## YOUR GOAL
The answer is a single number: the count of lines in the records below that contain the word "content".

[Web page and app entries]

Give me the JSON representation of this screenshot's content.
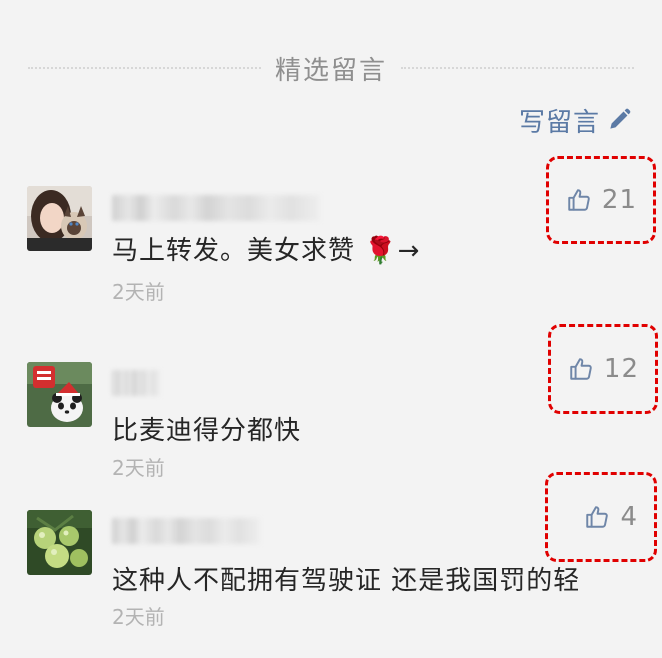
{
  "section": {
    "title": "精选留言"
  },
  "write_comment": {
    "label": "写留言"
  },
  "colors": {
    "link": "#5b7aa5",
    "highlight": "#e00000",
    "muted": "#b3b3b3"
  },
  "comments": [
    {
      "avatar_icon": "girl-with-cat-avatar",
      "nickname": "",
      "content": "马上转发。美女求赞 🌹→",
      "time": "2天前",
      "likes": "21"
    },
    {
      "avatar_icon": "panda-avatar",
      "nickname": "",
      "content": "比麦迪得分都快",
      "time": "2天前",
      "likes": "12"
    },
    {
      "avatar_icon": "tomato-avatar",
      "nickname": "",
      "content": "这种人不配拥有驾驶证 还是我国罚的轻",
      "time": "2天前",
      "likes": "4"
    }
  ]
}
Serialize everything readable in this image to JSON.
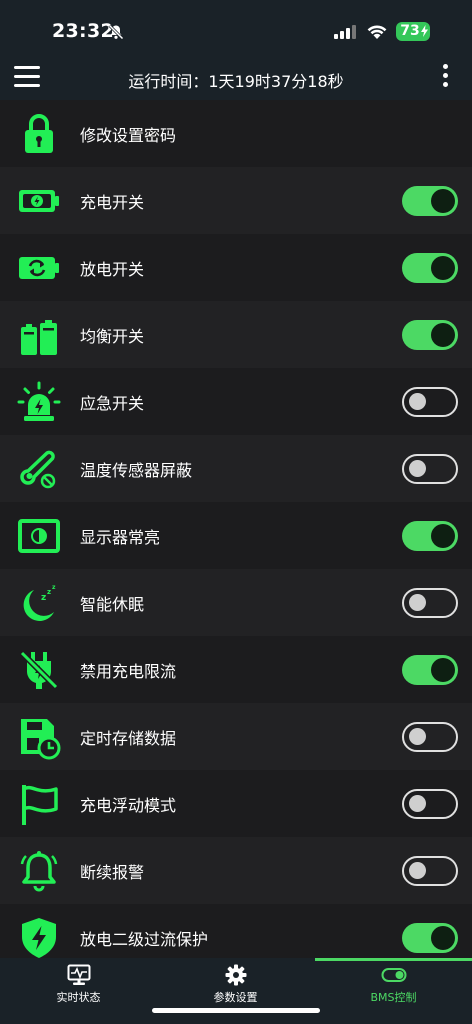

## ANSWER SPACE
4